### ACTION ITEM
Read through the data, and wherever a line holds the word "icon", write that line out.

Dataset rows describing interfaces
* * * * * * * * *

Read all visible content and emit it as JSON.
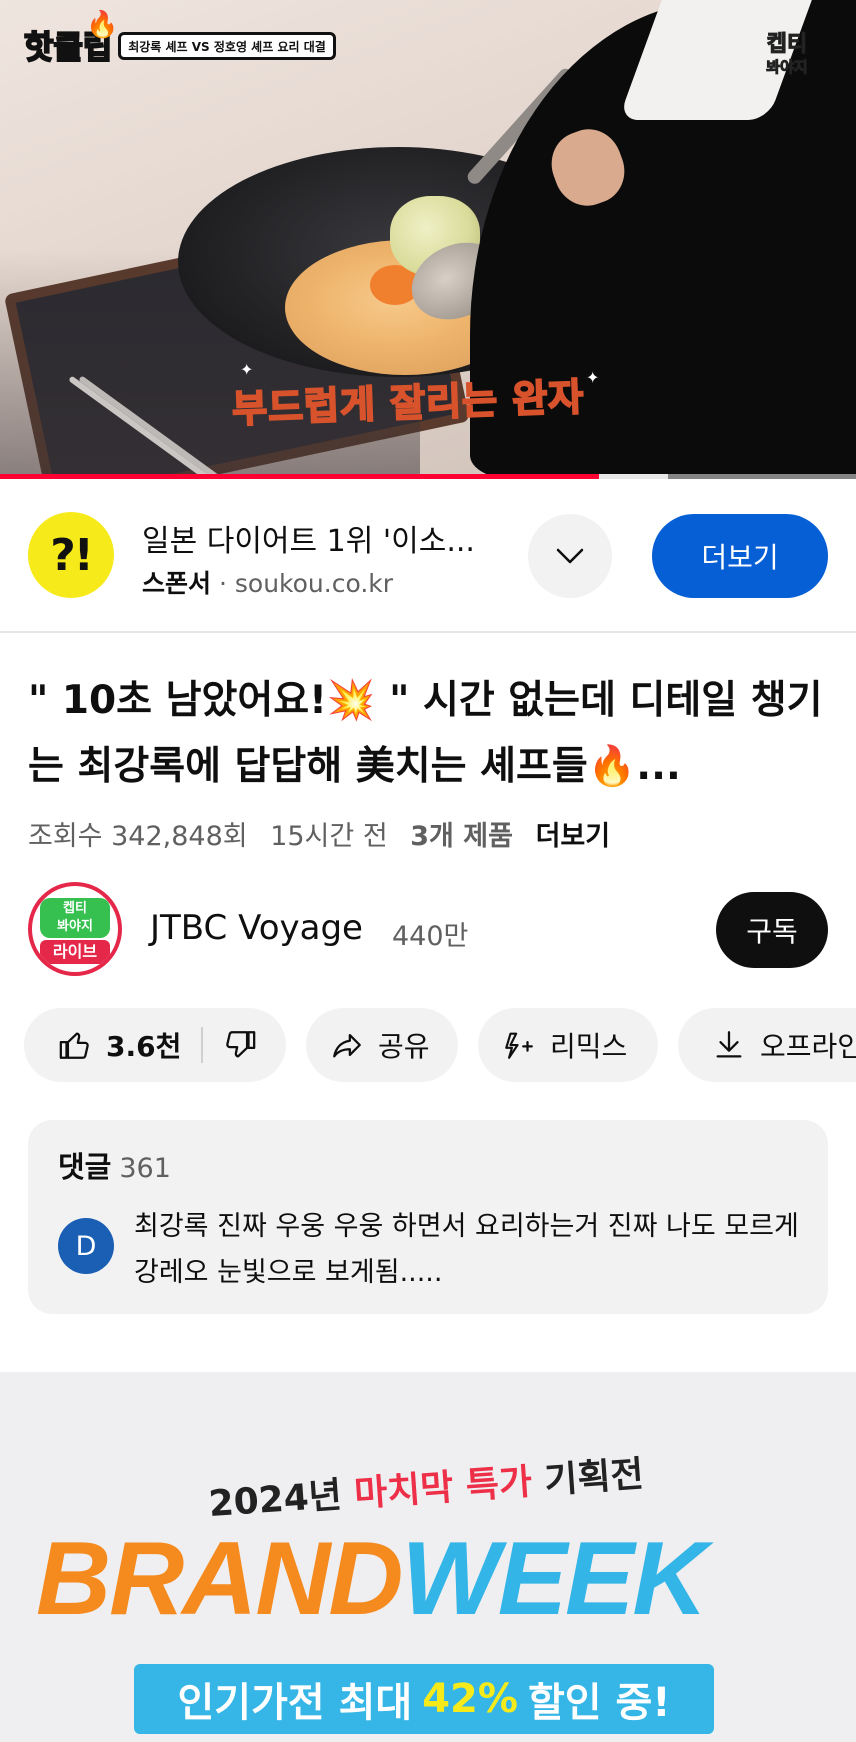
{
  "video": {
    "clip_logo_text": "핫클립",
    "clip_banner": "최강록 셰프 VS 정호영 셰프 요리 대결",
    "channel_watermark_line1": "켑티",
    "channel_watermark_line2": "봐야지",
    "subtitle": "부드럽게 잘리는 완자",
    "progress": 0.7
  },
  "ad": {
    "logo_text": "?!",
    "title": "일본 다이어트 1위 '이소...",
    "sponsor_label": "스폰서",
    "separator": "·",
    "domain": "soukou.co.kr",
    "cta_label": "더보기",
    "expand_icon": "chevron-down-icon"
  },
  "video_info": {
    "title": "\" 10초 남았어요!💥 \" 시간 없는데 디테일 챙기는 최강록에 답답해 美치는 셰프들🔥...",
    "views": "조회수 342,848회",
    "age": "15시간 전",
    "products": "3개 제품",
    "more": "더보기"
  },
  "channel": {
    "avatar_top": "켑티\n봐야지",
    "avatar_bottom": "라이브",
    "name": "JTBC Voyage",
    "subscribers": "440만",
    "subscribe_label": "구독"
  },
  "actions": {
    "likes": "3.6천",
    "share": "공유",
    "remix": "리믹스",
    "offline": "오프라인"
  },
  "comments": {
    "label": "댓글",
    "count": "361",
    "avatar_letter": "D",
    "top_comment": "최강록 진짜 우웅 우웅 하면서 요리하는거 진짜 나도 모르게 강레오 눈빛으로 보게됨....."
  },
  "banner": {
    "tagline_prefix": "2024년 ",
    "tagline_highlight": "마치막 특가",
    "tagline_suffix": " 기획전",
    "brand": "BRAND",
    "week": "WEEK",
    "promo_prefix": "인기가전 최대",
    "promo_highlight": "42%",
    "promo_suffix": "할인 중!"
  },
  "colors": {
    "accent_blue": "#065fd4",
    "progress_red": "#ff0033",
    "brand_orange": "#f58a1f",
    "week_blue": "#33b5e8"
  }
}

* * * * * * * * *

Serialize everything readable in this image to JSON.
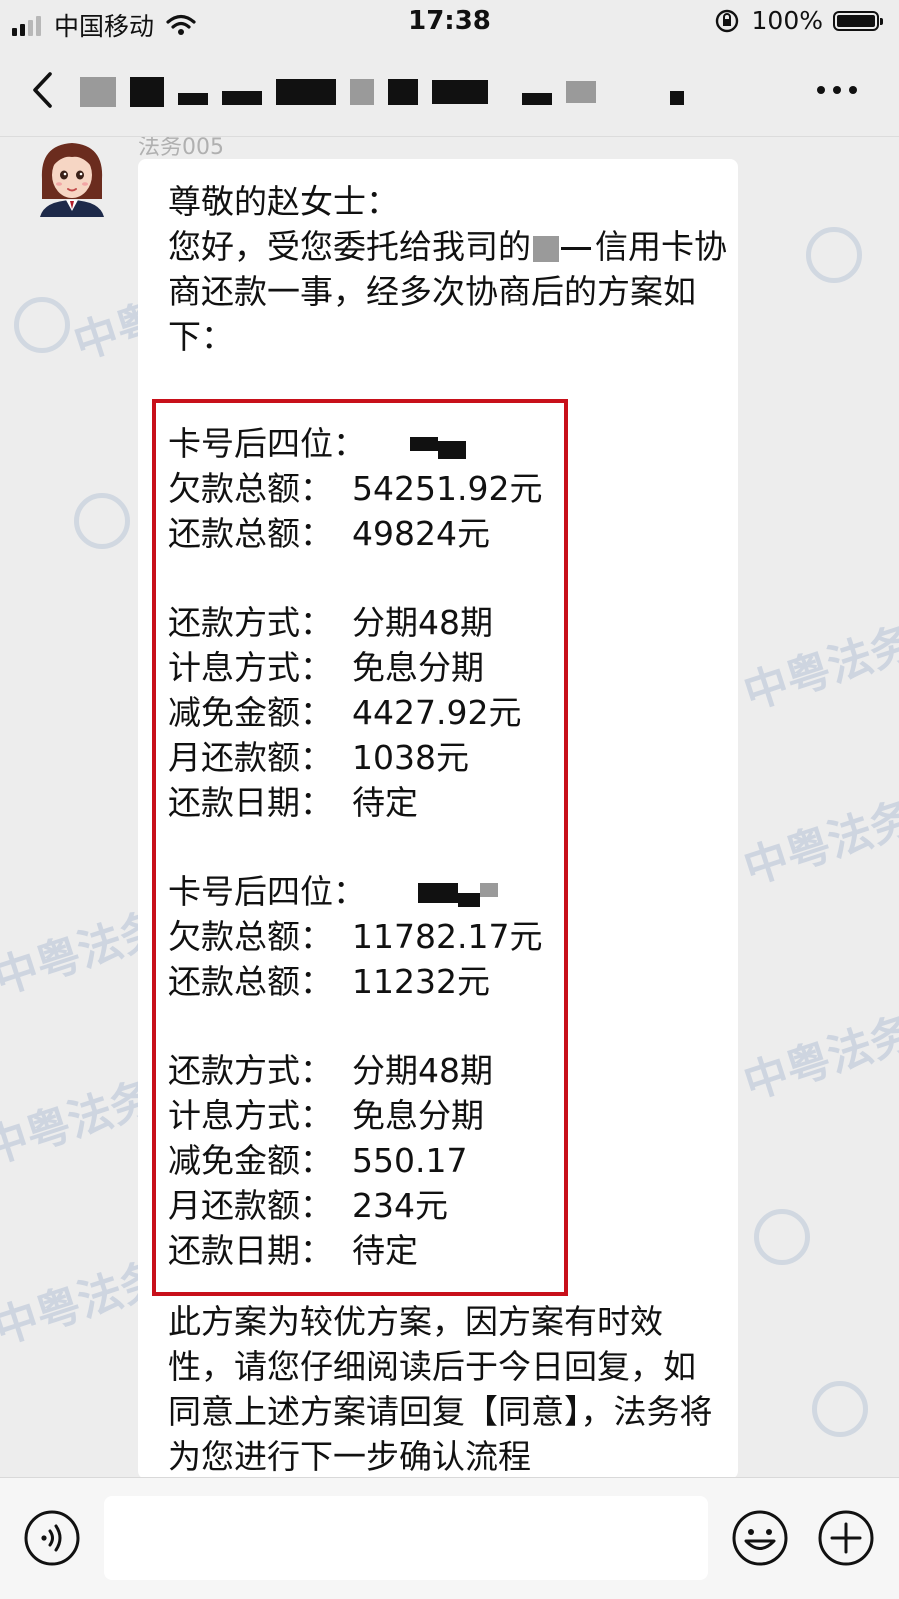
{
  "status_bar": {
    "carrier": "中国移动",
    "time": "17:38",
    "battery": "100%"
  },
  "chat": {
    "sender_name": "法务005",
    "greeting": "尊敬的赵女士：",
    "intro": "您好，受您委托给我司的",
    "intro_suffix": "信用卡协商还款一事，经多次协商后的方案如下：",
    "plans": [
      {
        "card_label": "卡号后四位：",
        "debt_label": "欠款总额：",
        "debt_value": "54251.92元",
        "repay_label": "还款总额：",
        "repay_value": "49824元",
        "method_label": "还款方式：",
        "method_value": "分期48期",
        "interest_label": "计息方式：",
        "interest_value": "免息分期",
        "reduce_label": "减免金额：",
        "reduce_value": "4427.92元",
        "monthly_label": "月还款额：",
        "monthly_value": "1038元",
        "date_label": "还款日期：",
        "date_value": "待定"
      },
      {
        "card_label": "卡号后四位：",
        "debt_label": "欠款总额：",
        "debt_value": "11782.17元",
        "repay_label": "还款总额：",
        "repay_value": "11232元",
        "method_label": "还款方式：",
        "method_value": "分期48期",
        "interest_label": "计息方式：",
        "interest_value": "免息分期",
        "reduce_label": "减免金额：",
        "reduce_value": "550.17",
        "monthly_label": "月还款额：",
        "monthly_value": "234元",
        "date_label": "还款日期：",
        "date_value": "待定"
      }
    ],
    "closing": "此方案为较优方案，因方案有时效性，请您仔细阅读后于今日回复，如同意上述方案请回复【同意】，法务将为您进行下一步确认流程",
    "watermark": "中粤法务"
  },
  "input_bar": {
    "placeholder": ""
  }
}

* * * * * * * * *

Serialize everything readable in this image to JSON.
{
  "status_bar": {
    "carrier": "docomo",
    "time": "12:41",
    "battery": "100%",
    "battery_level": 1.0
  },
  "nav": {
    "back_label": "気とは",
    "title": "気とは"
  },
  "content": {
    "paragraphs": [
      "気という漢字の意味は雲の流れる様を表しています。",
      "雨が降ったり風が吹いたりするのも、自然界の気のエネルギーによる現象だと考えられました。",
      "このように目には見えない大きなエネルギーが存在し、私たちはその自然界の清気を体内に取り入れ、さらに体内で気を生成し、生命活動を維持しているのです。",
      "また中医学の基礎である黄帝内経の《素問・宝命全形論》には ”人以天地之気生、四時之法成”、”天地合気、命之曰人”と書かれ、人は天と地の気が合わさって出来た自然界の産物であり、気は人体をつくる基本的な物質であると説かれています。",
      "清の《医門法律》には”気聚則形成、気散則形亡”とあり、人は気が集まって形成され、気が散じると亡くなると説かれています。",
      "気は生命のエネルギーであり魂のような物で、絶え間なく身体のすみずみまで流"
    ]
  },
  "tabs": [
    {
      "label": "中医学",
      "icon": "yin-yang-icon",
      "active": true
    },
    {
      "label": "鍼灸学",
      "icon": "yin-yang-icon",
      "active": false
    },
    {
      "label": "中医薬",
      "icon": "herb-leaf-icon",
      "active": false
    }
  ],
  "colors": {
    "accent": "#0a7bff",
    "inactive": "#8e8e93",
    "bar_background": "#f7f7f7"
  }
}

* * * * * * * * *

### RESPONSE TO THE TASK
    "expand_icon": "chevron-down-icon"
      "icon": "yin-yang-icon",
      "icon": "yin-yang-icon",
      "icon": "herb-leaf-icon",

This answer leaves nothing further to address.